TASK STATEMENT
With every picture left out, restate the listing below exactly as written.

++++++++++

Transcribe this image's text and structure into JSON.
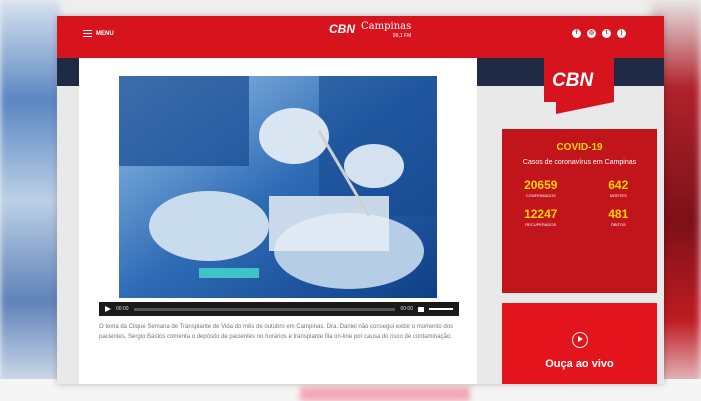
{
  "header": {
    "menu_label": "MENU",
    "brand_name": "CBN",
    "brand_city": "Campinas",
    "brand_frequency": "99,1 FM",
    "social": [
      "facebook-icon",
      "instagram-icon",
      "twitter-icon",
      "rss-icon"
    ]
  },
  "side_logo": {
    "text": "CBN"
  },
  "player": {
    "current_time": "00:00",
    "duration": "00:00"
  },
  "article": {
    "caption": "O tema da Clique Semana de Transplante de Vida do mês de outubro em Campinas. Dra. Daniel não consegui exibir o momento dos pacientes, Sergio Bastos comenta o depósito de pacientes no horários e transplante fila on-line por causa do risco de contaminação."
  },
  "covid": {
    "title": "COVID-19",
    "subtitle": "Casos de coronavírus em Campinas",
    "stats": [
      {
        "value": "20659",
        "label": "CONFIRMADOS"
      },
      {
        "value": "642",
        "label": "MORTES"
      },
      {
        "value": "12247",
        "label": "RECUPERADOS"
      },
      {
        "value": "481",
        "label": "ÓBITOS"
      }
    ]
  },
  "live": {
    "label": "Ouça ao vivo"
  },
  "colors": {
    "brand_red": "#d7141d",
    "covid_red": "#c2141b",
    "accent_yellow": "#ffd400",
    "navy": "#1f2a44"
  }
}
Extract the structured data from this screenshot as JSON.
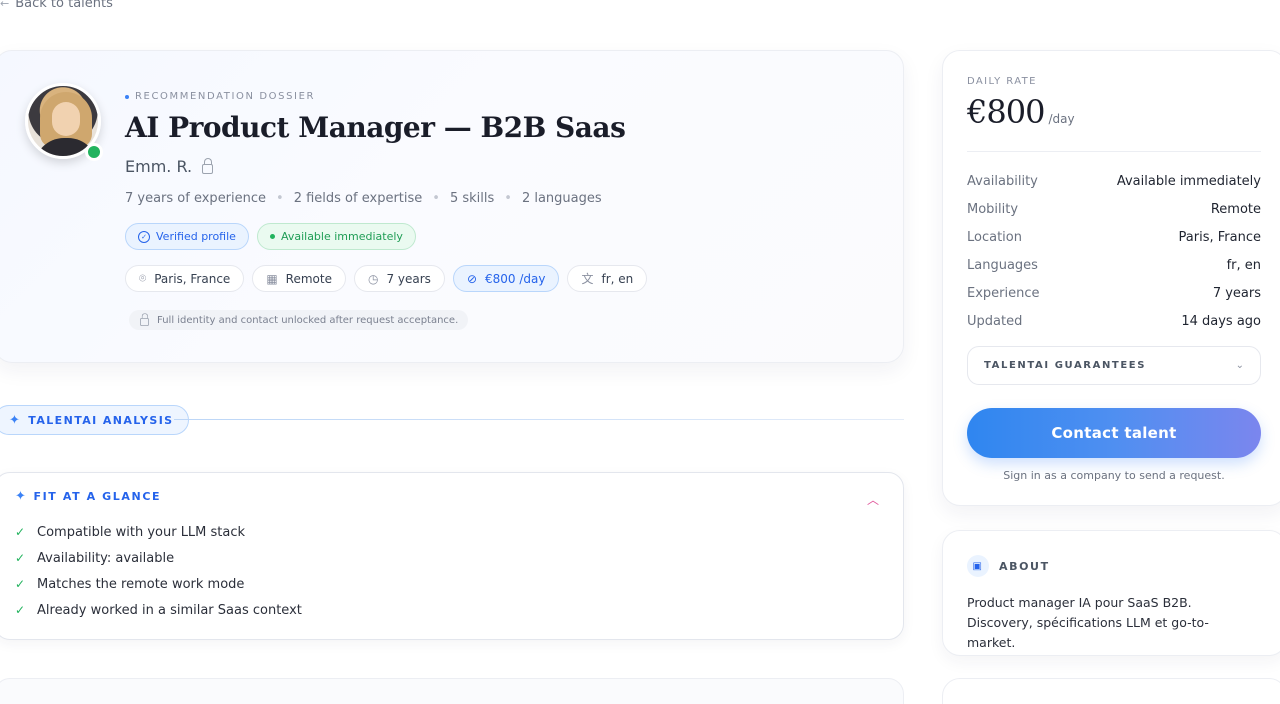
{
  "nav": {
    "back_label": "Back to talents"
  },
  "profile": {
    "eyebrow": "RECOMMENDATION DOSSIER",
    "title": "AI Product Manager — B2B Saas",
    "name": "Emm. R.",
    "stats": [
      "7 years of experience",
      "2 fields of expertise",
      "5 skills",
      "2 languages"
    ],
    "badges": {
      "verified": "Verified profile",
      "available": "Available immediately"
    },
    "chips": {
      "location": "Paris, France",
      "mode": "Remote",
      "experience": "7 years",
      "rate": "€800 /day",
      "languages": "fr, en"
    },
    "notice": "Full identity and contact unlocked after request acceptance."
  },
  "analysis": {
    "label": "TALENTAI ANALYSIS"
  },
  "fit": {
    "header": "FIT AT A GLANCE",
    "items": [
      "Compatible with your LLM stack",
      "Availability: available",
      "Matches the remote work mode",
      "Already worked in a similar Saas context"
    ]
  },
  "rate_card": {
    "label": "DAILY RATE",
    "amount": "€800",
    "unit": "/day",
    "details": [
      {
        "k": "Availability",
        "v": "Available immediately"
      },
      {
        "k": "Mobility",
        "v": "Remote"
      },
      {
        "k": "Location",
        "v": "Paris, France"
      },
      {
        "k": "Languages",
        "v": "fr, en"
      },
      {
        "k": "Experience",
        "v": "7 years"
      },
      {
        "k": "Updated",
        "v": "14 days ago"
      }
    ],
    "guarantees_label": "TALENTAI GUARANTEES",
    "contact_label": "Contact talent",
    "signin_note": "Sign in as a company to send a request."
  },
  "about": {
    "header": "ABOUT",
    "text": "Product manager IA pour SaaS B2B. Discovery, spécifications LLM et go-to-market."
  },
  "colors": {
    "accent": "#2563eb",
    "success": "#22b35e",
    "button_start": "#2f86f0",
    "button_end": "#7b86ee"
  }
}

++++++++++

ANSWER
Transcribe this image's text and structure into JSON.
{
  "header": {
    "menu_label": "MENU",
    "brand_name": "CBN",
    "brand_city": "Campinas",
    "brand_frequency": "99,1 FM",
    "social": [
      "facebook-icon",
      "instagram-icon",
      "twitter-icon",
      "rss-icon"
    ]
  },
  "side_logo": {
    "text": "CBN"
  },
  "player": {
    "current_time": "00:00",
    "duration": "00:00"
  },
  "article": {
    "caption": "O tema da Clique Semana de Transplante de Vida do mês de outubro em Campinas. Dra. Daniel não consegui exibir o momento dos pacientes, Sergio Bastos comenta o depósito de pacientes no horários e transplante fila on-line por causa do risco de contaminação."
  },
  "covid": {
    "title": "COVID-19",
    "subtitle": "Casos de coronavírus em Campinas",
    "stats": [
      {
        "value": "20659",
        "label": "CONFIRMADOS"
      },
      {
        "value": "642",
        "label": "MORTES"
      },
      {
        "value": "12247",
        "label": "RECUPERADOS"
      },
      {
        "value": "481",
        "label": "ÓBITOS"
      }
    ]
  },
  "live": {
    "label": "Ouça ao vivo"
  },
  "colors": {
    "brand_red": "#d7141d",
    "covid_red": "#c2141b",
    "accent_yellow": "#ffd400",
    "navy": "#1f2a44"
  }
}
Extract the structured data from this screenshot as JSON.
{
  "nav": {
    "back_label": "Back to talents"
  },
  "profile": {
    "eyebrow": "RECOMMENDATION DOSSIER",
    "title": "AI Product Manager — B2B Saas",
    "name": "Emm. R.",
    "stats": [
      "7 years of experience",
      "2 fields of expertise",
      "5 skills",
      "2 languages"
    ],
    "badges": {
      "verified": "Verified profile",
      "available": "Available immediately"
    },
    "chips": {
      "location": "Paris, France",
      "mode": "Remote",
      "experience": "7 years",
      "rate": "€800 /day",
      "languages": "fr, en"
    },
    "notice": "Full identity and contact unlocked after request acceptance."
  },
  "analysis": {
    "label": "TALENTAI ANALYSIS"
  },
  "fit": {
    "header": "FIT AT A GLANCE",
    "items": [
      "Compatible with your LLM stack",
      "Availability: available",
      "Matches the remote work mode",
      "Already worked in a similar Saas context"
    ]
  },
  "rate_card": {
    "label": "DAILY RATE",
    "amount": "€800",
    "unit": "/day",
    "details": [
      {
        "k": "Availability",
        "v": "Available immediately"
      },
      {
        "k": "Mobility",
        "v": "Remote"
      },
      {
        "k": "Location",
        "v": "Paris, France"
      },
      {
        "k": "Languages",
        "v": "fr, en"
      },
      {
        "k": "Experience",
        "v": "7 years"
      },
      {
        "k": "Updated",
        "v": "14 days ago"
      }
    ],
    "guarantees_label": "TALENTAI GUARANTEES",
    "contact_label": "Contact talent",
    "signin_note": "Sign in as a company to send a request."
  },
  "about": {
    "header": "ABOUT",
    "text": "Product manager IA pour SaaS B2B. Discovery, spécifications LLM et go-to-market."
  },
  "colors": {
    "accent": "#2563eb",
    "success": "#22b35e",
    "button_start": "#2f86f0",
    "button_end": "#7b86ee"
  }
}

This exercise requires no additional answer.